PROBLEM DESCRIPTION
Read the listing below and copy out each line where the word "value" occurs.
*** RECORDS FOR THE TASK
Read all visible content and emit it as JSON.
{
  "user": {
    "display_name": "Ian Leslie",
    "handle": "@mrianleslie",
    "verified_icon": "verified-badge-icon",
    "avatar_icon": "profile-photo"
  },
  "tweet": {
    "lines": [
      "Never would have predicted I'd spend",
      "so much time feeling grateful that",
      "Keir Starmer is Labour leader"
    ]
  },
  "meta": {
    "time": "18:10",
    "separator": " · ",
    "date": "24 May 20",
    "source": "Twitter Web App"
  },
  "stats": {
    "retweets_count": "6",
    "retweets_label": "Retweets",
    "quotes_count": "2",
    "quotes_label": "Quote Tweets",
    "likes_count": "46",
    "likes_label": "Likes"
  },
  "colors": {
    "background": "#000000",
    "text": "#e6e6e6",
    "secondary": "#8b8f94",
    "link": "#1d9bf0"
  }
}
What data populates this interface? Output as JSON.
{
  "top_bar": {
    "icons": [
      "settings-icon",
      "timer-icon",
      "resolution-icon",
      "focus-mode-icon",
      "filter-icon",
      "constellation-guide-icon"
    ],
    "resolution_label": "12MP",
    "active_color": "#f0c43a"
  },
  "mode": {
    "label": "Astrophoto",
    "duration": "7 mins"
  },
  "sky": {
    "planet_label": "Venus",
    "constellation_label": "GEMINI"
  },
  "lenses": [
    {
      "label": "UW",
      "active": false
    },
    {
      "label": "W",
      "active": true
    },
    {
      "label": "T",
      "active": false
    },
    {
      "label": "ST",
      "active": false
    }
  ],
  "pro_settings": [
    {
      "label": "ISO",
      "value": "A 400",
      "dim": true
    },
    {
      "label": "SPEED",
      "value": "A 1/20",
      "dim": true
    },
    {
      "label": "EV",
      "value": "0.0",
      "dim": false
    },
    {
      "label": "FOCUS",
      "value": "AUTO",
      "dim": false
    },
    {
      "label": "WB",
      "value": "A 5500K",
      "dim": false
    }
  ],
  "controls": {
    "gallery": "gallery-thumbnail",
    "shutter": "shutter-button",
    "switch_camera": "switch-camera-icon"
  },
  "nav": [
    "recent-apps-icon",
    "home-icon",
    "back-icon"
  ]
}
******
WRITTEN ANSWER
      "value": "A 400",
      "value": "A 1/20",
      "value": "0.0",
      "value": "AUTO",
      "value": "A 5500K",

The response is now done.